Figures out this Thursday have revealed that the number of traffic fines issued to the owners of foreign-registered vehicles have quadrupled in the space of just three years.
Data obtained by newspaper Jornal de Notícias from the National Road Safety Agency (ANSR) show that the number of fines handed to foreigners visiting the country in their cars have risen from little over 7,000 in 2014 to 30,458 in 2016.
Most of these fines are for minor infringements, the ANSR said, adding that around 90 percent of all fines handed to foreign motorists are paid, with the threat of temporarily losing their documents serving as incentive enough for foreign drivers to settle their dues with Portuguese traffic police.
This news comes as another report indicated that the ANSR has allowed over 250,000 fines to expire between 2015 and 2016. No figures are as yet available for 2017.
In a statement sent to The Portugal News on Thursday afternoon, the Ministry of Internal Affairs clarified that the number of fines expiring dropped by 85 percent from 2015, when this total of 225,000 to 31,000 in 2016.

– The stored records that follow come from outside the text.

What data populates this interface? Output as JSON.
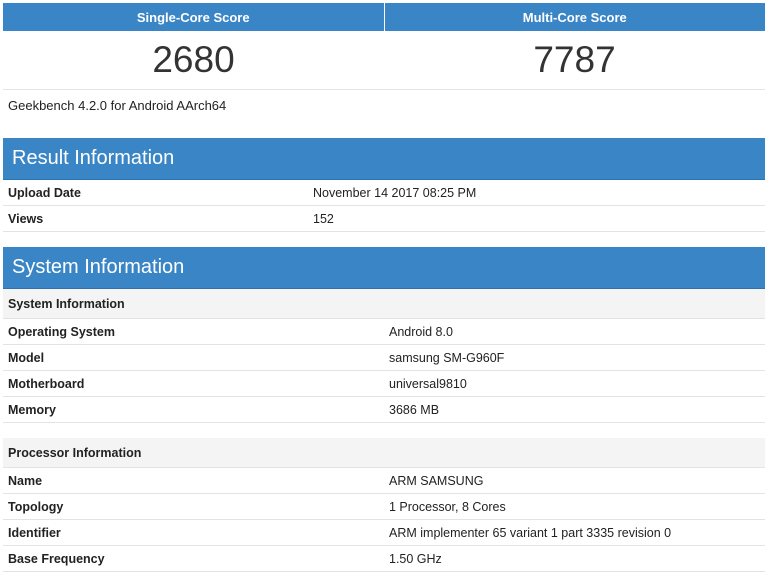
{
  "scores": {
    "single_label": "Single-Core Score",
    "multi_label": "Multi-Core Score",
    "single_value": "2680",
    "multi_value": "7787"
  },
  "version": "Geekbench 4.2.0 for Android AArch64",
  "result_info": {
    "title": "Result Information",
    "rows": [
      {
        "key": "Upload Date",
        "value": "November 14 2017 08:25 PM"
      },
      {
        "key": "Views",
        "value": "152"
      }
    ]
  },
  "system_info": {
    "title": "System Information",
    "system_section": {
      "heading": "System Information",
      "rows": [
        {
          "key": "Operating System",
          "value": "Android 8.0"
        },
        {
          "key": "Model",
          "value": "samsung SM-G960F"
        },
        {
          "key": "Motherboard",
          "value": "universal9810"
        },
        {
          "key": "Memory",
          "value": "3686 MB"
        }
      ]
    },
    "processor_section": {
      "heading": "Processor Information",
      "rows": [
        {
          "key": "Name",
          "value": "ARM SAMSUNG"
        },
        {
          "key": "Topology",
          "value": "1 Processor, 8 Cores"
        },
        {
          "key": "Identifier",
          "value": "ARM implementer 65 variant 1 part 3335 revision 0"
        },
        {
          "key": "Base Frequency",
          "value": "1.50 GHz"
        }
      ]
    }
  },
  "colors": {
    "header_blue": "#3a85c6",
    "row_border": "#e3e3e3",
    "subhead_bg": "#f4f4f4"
  }
}
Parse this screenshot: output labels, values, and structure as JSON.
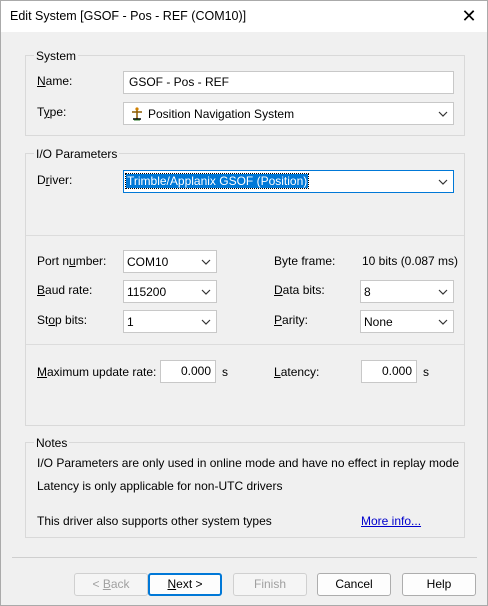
{
  "window": {
    "title": "Edit System [GSOF - Pos - REF (COM10)]",
    "close_glyph": "✕"
  },
  "system": {
    "group_label": "System",
    "name_label_pre": "",
    "name_label_ul": "N",
    "name_label_post": "ame:",
    "name_value": "GSOF - Pos - REF",
    "type_label_pre": "T",
    "type_label_ul": "y",
    "type_label_post": "pe:",
    "type_value": "Position Navigation System",
    "type_icon": "antenna-icon"
  },
  "io": {
    "group_label": "I/O Parameters",
    "driver_label_pre": "D",
    "driver_label_ul": "r",
    "driver_label_post": "iver:",
    "driver_value": "Trimble/Applanix GSOF (Position)",
    "port_label_pre": "Port n",
    "port_label_ul": "u",
    "port_label_post": "mber:",
    "port_value": "COM10",
    "baud_label_pre": "",
    "baud_label_ul": "B",
    "baud_label_post": "aud rate:",
    "baud_value": "115200",
    "stop_label_pre": "St",
    "stop_label_ul": "o",
    "stop_label_post": "p bits:",
    "stop_value": "1",
    "byte_frame_label": "Byte frame:",
    "byte_frame_value": "10 bits (0.087 ms)",
    "data_bits_label_pre": "",
    "data_bits_label_ul": "D",
    "data_bits_label_post": "ata bits:",
    "data_bits_value": "8",
    "parity_label_pre": "",
    "parity_label_ul": "P",
    "parity_label_post": "arity:",
    "parity_value": "None",
    "max_rate_label_pre": "",
    "max_rate_label_ul": "M",
    "max_rate_label_post": "aximum update rate:",
    "max_rate_value": "0.000",
    "max_rate_unit": "s",
    "latency_label_pre": "",
    "latency_label_ul": "L",
    "latency_label_post": "atency:",
    "latency_value": "0.000",
    "latency_unit": "s"
  },
  "notes": {
    "group_label": "Notes",
    "line1": "I/O Parameters are only used in online mode and have no effect in replay mode",
    "line2": "Latency is only applicable for non-UTC drivers",
    "line3": "This driver also supports other system types",
    "more_info": "More info..."
  },
  "buttons": {
    "back_pre": "< ",
    "back_ul": "B",
    "back_post": "ack",
    "next_pre": "",
    "next_ul": "N",
    "next_post": "ext >",
    "finish": "Finish",
    "cancel": "Cancel",
    "help": "Help"
  }
}
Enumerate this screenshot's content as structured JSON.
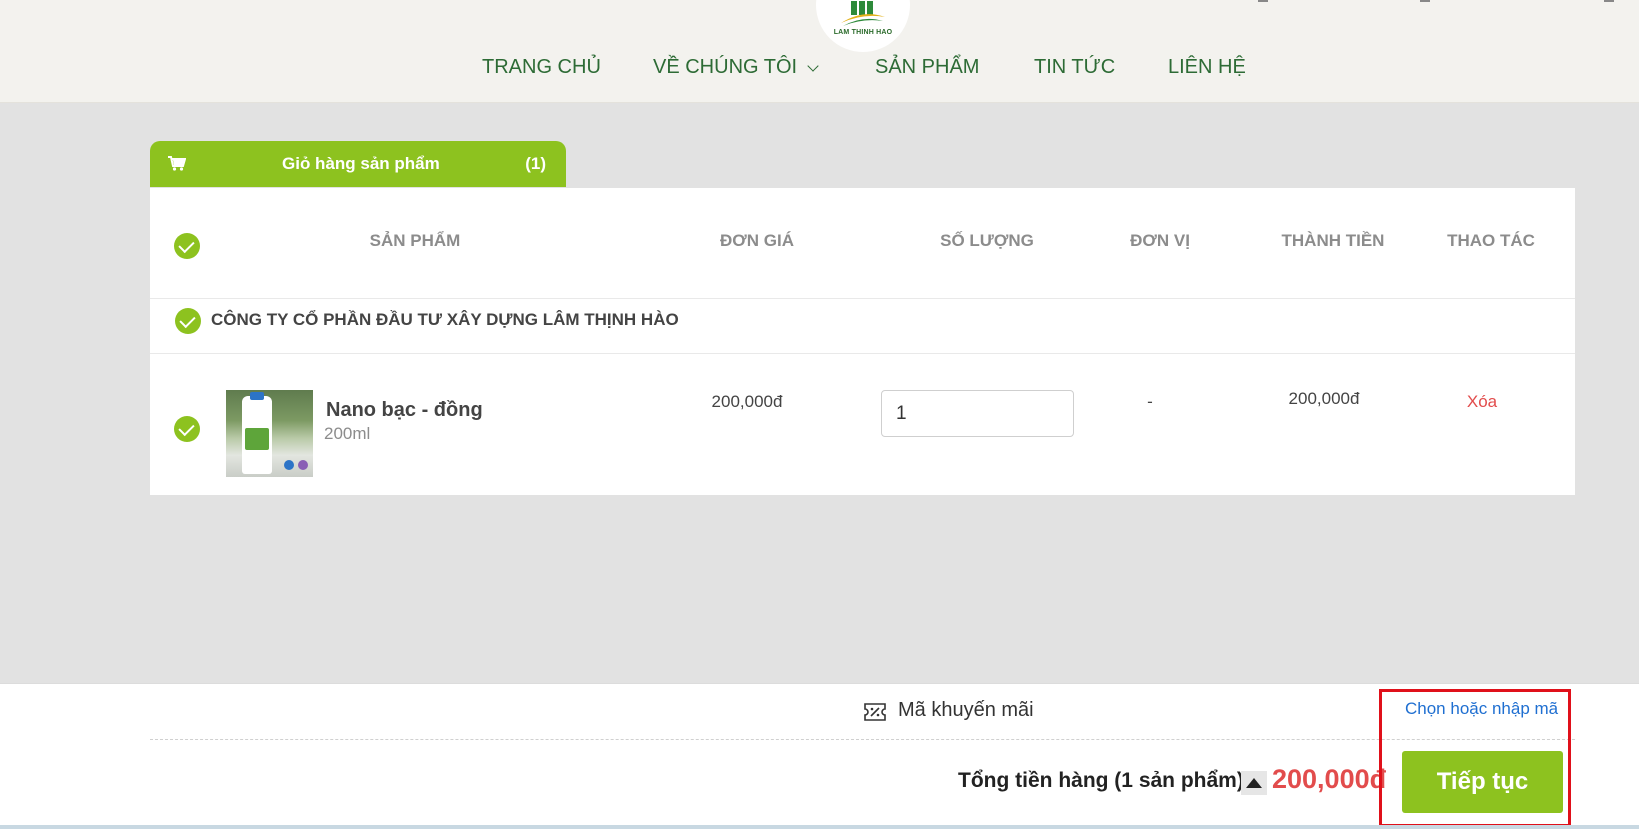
{
  "header": {
    "logo_text": "LAM THINH HAO",
    "nav": [
      {
        "label": "TRANG CHỦ"
      },
      {
        "label": "VỀ CHÚNG TÔI",
        "has_dropdown": true
      },
      {
        "label": "SẢN PHẨM"
      },
      {
        "label": "TIN TỨC"
      },
      {
        "label": "LIÊN HỆ"
      }
    ]
  },
  "cart_tab": {
    "label": "Giỏ hàng sản phẩm",
    "count": "(1)",
    "icon": "cart-icon"
  },
  "table": {
    "columns": [
      "SẢN PHẨM",
      "ĐƠN GIÁ",
      "SỐ LƯỢNG",
      "ĐƠN VỊ",
      "THÀNH TIỀN",
      "THAO TÁC"
    ]
  },
  "shop": {
    "name": "CÔNG TY CỔ PHẦN ĐẦU TƯ XÂY DỰNG LÂM THỊNH HÀO"
  },
  "items": [
    {
      "name": "Nano bạc - đồng",
      "variant": "200ml",
      "unit_price": "200,000đ",
      "quantity": "1",
      "unit": "-",
      "subtotal": "200,000đ",
      "action": "Xóa"
    }
  ],
  "footer": {
    "promo_label": "Mã khuyến mãi",
    "promo_link": "Chọn hoặc nhập mã",
    "total_label": "Tổng tiền hàng (1 sản phẩm)",
    "total_amount": "200,000đ",
    "continue_label": "Tiếp tục"
  },
  "colors": {
    "accent_green": "#8dc21f",
    "nav_green": "#2d6b35",
    "price_red": "#e24c4c",
    "link_blue": "#1f6fd1",
    "highlight_red": "#e0101a"
  }
}
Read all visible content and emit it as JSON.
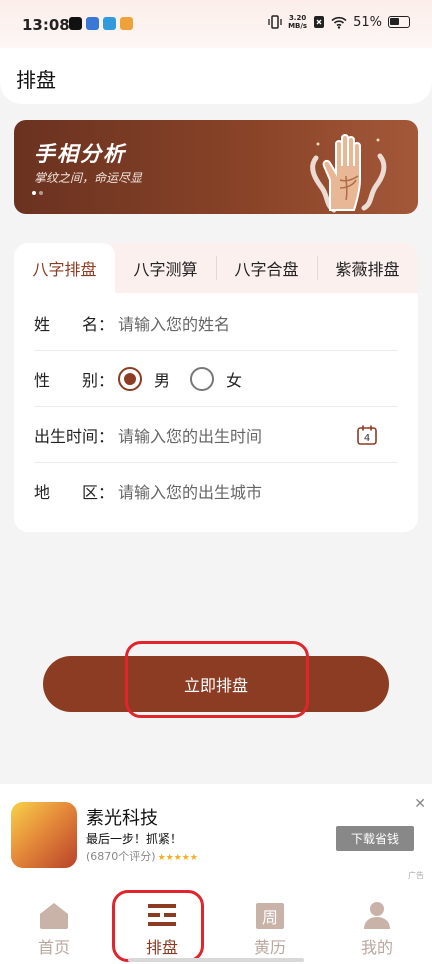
{
  "status": {
    "time": "13:08",
    "net_speed_value": "3.20",
    "net_speed_unit": "MB/s",
    "battery": "51%"
  },
  "header": {
    "title": "排盘"
  },
  "banner": {
    "title": "手相分析",
    "subtitle": "掌纹之间，命运尽显"
  },
  "tabs": [
    {
      "label": "八字排盘",
      "active": true
    },
    {
      "label": "八字测算"
    },
    {
      "label": "八字合盘"
    },
    {
      "label": "紫薇排盘"
    }
  ],
  "form": {
    "name": {
      "label": "姓　　名：",
      "placeholder": "请输入您的姓名"
    },
    "gender": {
      "label": "性　　别：",
      "options": [
        "男",
        "女"
      ],
      "selected": "男"
    },
    "birth_time": {
      "label": "出生时间：",
      "placeholder": "请输入您的出生时间",
      "calendar_day": "4"
    },
    "region": {
      "label": "地　　区：",
      "placeholder": "请输入您的出生城市"
    }
  },
  "submit": {
    "label": "立即排盘"
  },
  "ad": {
    "title": "素光科技",
    "desc": "最后一步！抓紧！",
    "rating": "(6870个评分)",
    "download": "下载省钱",
    "tag": "广告",
    "close": "✕"
  },
  "nav": [
    {
      "label": "首页",
      "icon": "home-icon"
    },
    {
      "label": "排盘",
      "icon": "paipan-icon",
      "active": true
    },
    {
      "label": "黄历",
      "icon": "week-calendar-icon",
      "icon_text": "周"
    },
    {
      "label": "我的",
      "icon": "user-icon"
    }
  ],
  "colors": {
    "accent": "#8b3c22",
    "highlight": "#e0252c",
    "nav_inactive": "#bba79f"
  }
}
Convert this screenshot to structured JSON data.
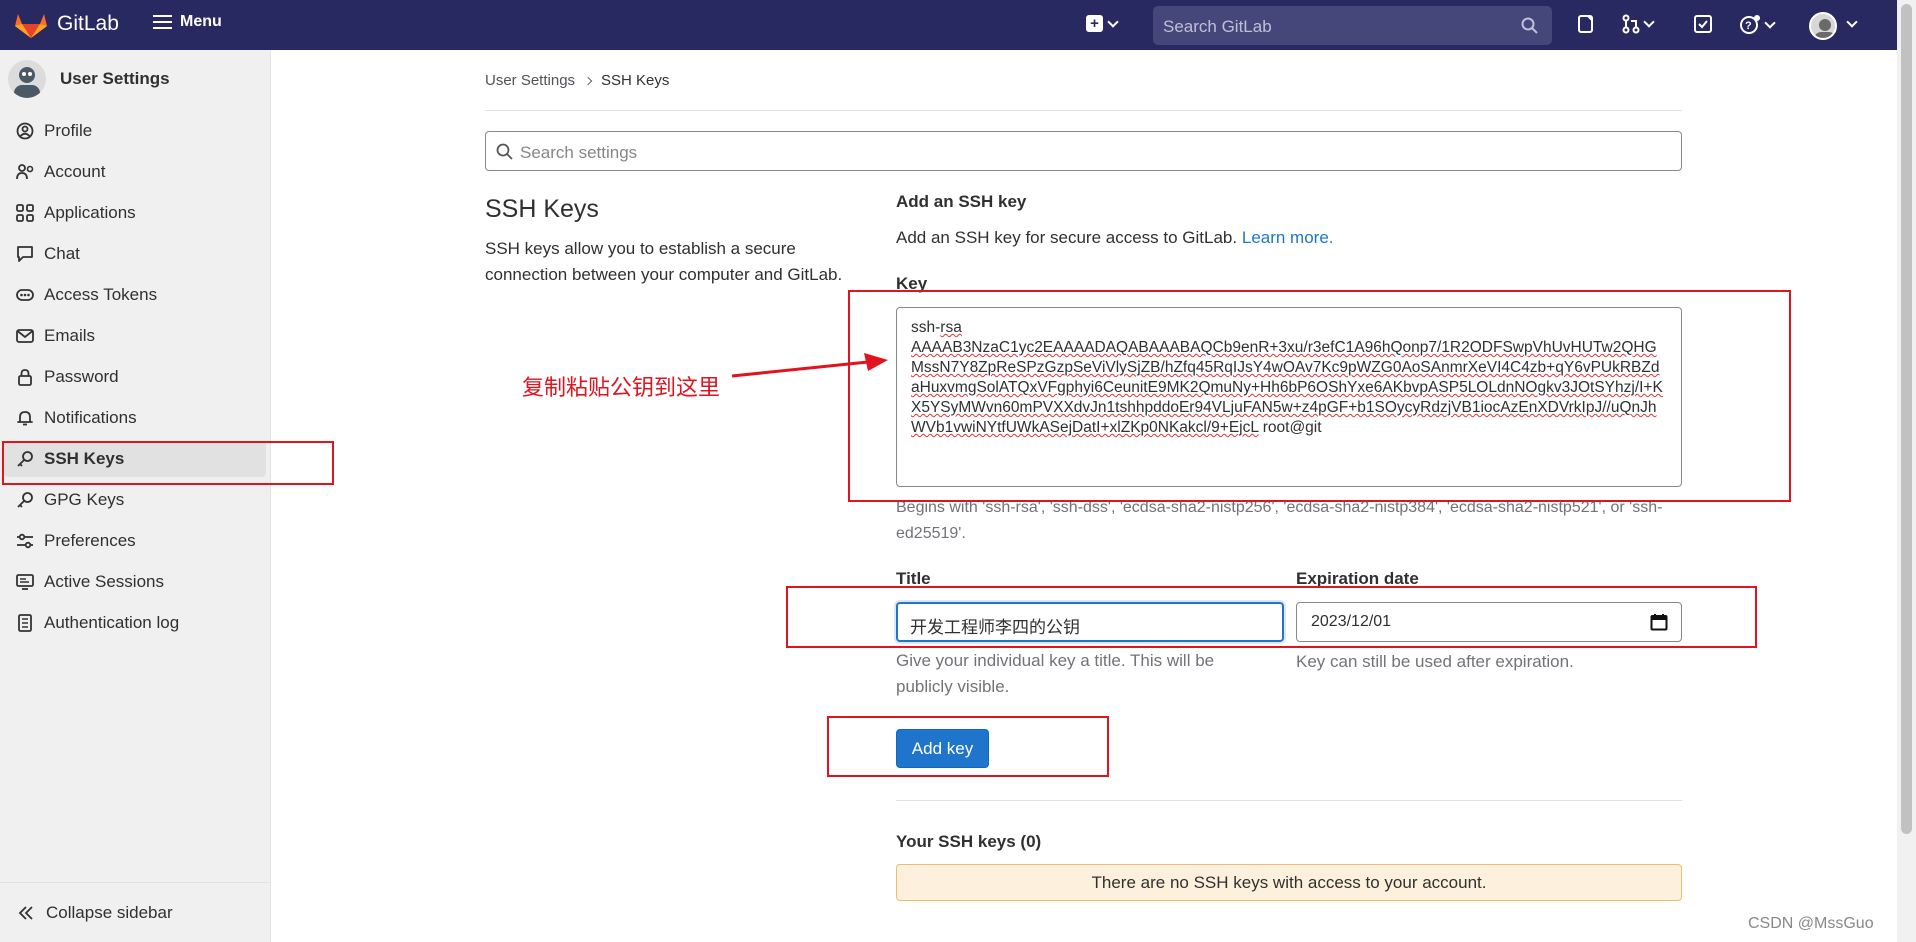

In the meantime, Portugal has reportedly been failing in its obligation to hand over details of national motorists detected committing traffic offences in other European countries.
Following the introduction of the EUCARIS system, which allows all EU states to exchange information on offending drivers, José Miguel Trigoso of the national road prevention group says technical incompatibilities with the system and the national registry office has seen Portugal unable to hand over details of offenders.
The information exchange system provides an infrastructure and software to countries to share, among others, their car and driving licence registration information and is also aimed at helping fight car theft and registration fraud.
EUCARIS is developed by and for governmental authorities and is intended to support all kinds of transport-related information exchange.
Once fully operational, the system will allow Portugal to recoup money from a number of areas, including the owners of foreign-registered vehicles who intentionally or out of ignorance fail to pay e-tolls on motorways such as the Algarve’s A22.
Source:- Portugal News